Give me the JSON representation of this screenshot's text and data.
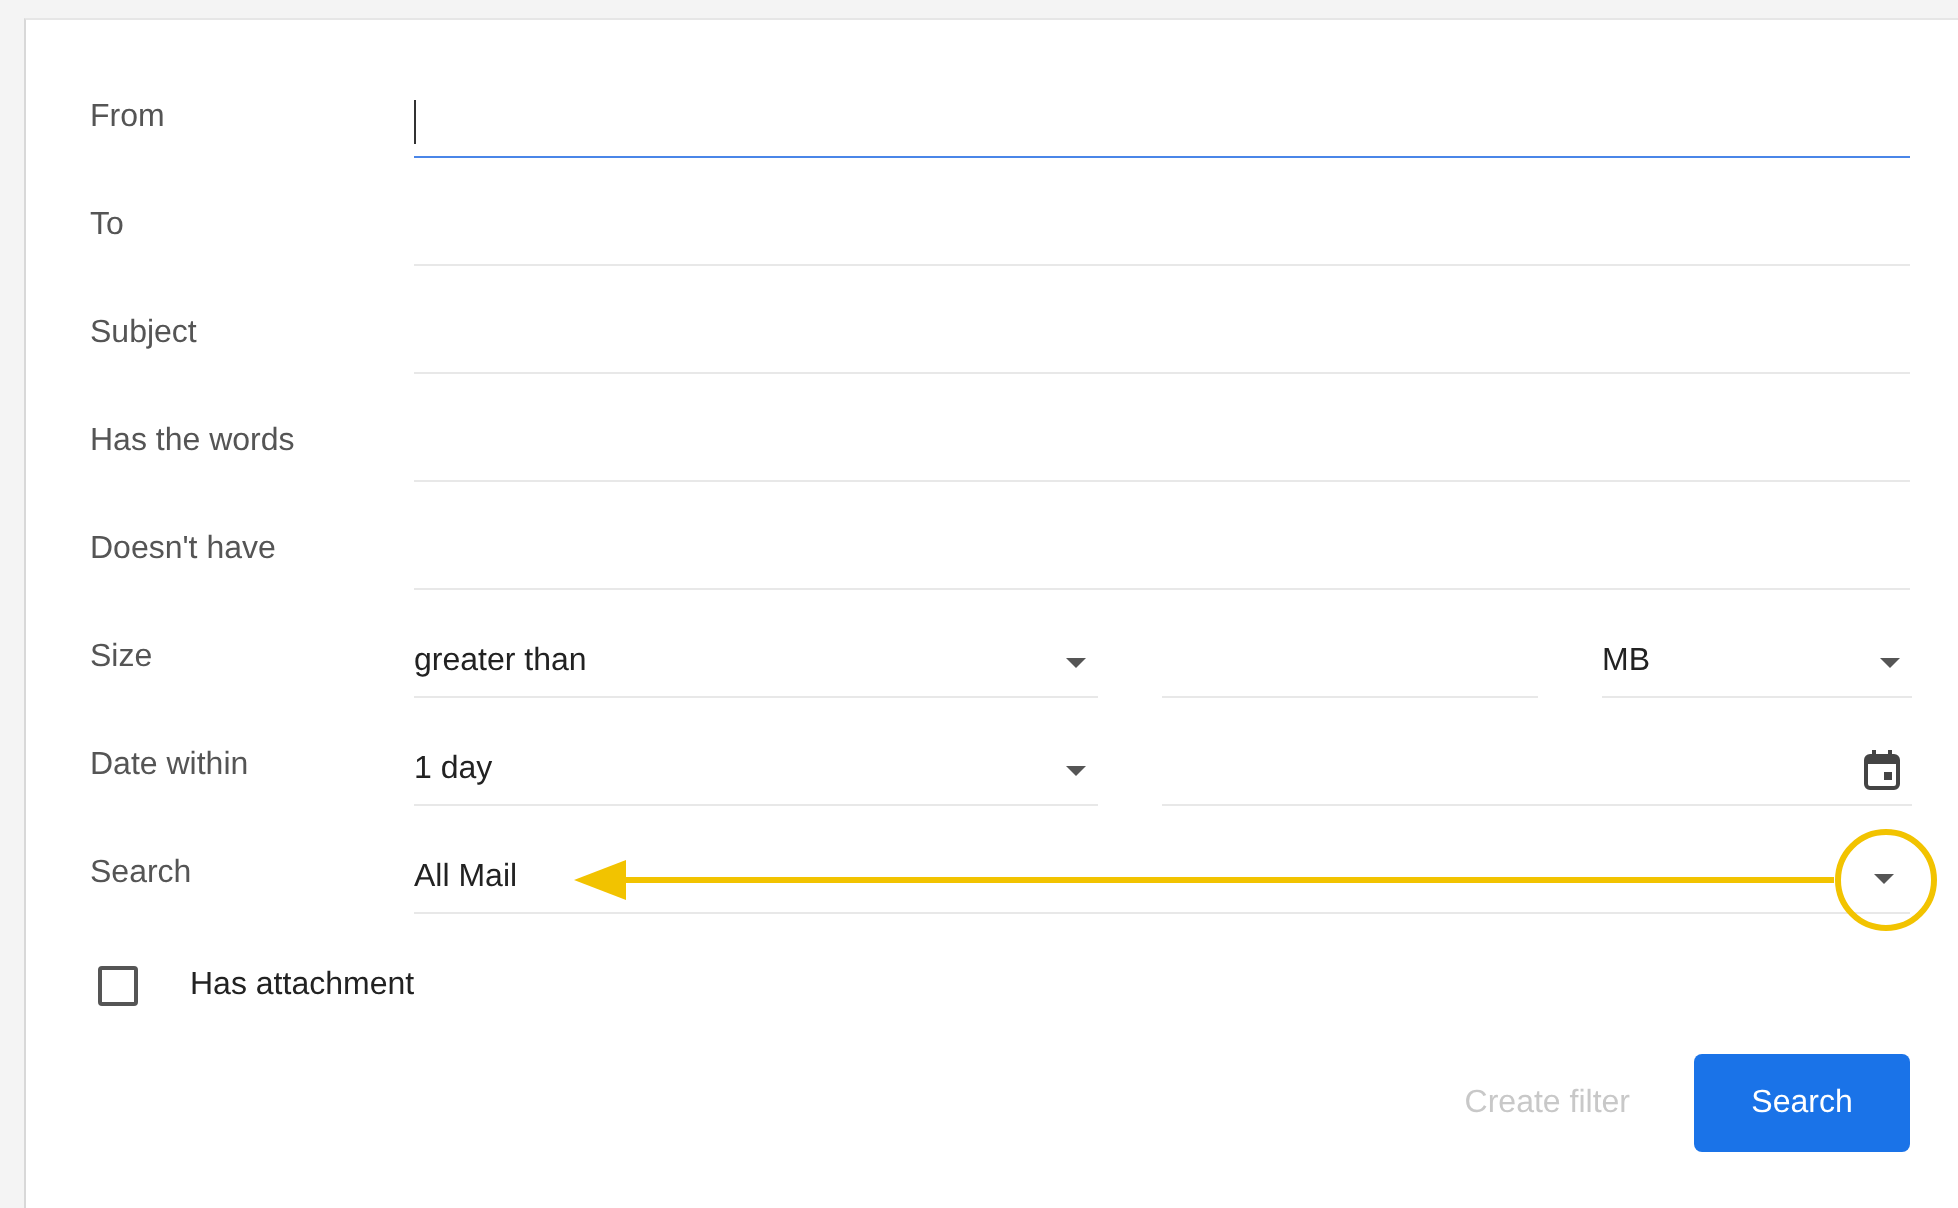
{
  "text_fields": [
    {
      "label": "From",
      "focused": true
    },
    {
      "label": "To",
      "focused": false
    },
    {
      "label": "Subject",
      "focused": false
    },
    {
      "label": "Has the words",
      "focused": false
    },
    {
      "label": "Doesn't have",
      "focused": false
    }
  ],
  "size": {
    "label": "Size",
    "operator": "greater than",
    "unit": "MB"
  },
  "date_within": {
    "label": "Date within",
    "range": "1 day"
  },
  "search_in": {
    "label": "Search",
    "value": "All Mail",
    "highlighted": true
  },
  "attachment": {
    "label": "Has attachment",
    "checked": false
  },
  "buttons": [
    {
      "label": "Create filter",
      "disabled": true,
      "primary": false
    },
    {
      "label": "Search",
      "disabled": false,
      "primary": true
    }
  ]
}
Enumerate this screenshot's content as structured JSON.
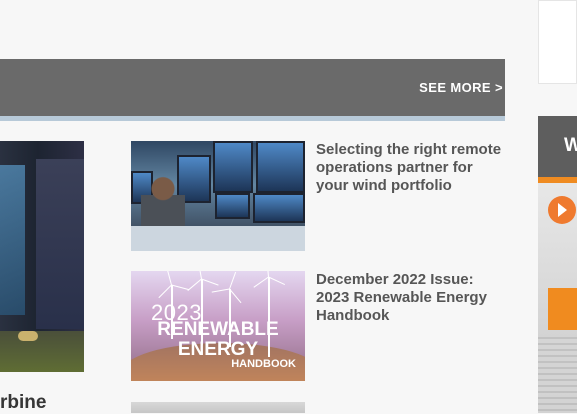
{
  "section": {
    "see_more_label": "SEE MORE >"
  },
  "feature": {
    "title": "rbine"
  },
  "articles": [
    {
      "title": "Selecting the right remote operations partner for your wind portfolio"
    },
    {
      "title": "December 2022 Issue: 2023 Renewable Energy Handbook",
      "thumbnail_text": {
        "year": "2023",
        "main": "RENEWABLE ENERGY",
        "sub": "HANDBOOK"
      }
    },
    {
      "title": ""
    }
  ],
  "sidebar_promo": {
    "header_text": "W"
  },
  "colors": {
    "section_bar": "#6a6a6a",
    "accent_underline": "#b7c9d8",
    "text_dark": "#565656",
    "orange": "#ef8b21"
  }
}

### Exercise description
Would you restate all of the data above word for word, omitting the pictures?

### Answer space
Give me the JSON representation of this screenshot's text and data.
{
  "text_fields": [
    {
      "label": "From",
      "focused": true
    },
    {
      "label": "To",
      "focused": false
    },
    {
      "label": "Subject",
      "focused": false
    },
    {
      "label": "Has the words",
      "focused": false
    },
    {
      "label": "Doesn't have",
      "focused": false
    }
  ],
  "size": {
    "label": "Size",
    "operator": "greater than",
    "unit": "MB"
  },
  "date_within": {
    "label": "Date within",
    "range": "1 day"
  },
  "search_in": {
    "label": "Search",
    "value": "All Mail",
    "highlighted": true
  },
  "attachment": {
    "label": "Has attachment",
    "checked": false
  },
  "buttons": [
    {
      "label": "Create filter",
      "disabled": true,
      "primary": false
    },
    {
      "label": "Search",
      "disabled": false,
      "primary": true
    }
  ]
}
Enumerate this screenshot's content as structured JSON.
{
  "section": {
    "see_more_label": "SEE MORE >"
  },
  "feature": {
    "title": "rbine"
  },
  "articles": [
    {
      "title": "Selecting the right remote operations partner for your wind portfolio"
    },
    {
      "title": "December 2022 Issue: 2023 Renewable Energy Handbook",
      "thumbnail_text": {
        "year": "2023",
        "main": "RENEWABLE ENERGY",
        "sub": "HANDBOOK"
      }
    },
    {
      "title": ""
    }
  ],
  "sidebar_promo": {
    "header_text": "W"
  },
  "colors": {
    "section_bar": "#6a6a6a",
    "accent_underline": "#b7c9d8",
    "text_dark": "#565656",
    "orange": "#ef8b21"
  }
}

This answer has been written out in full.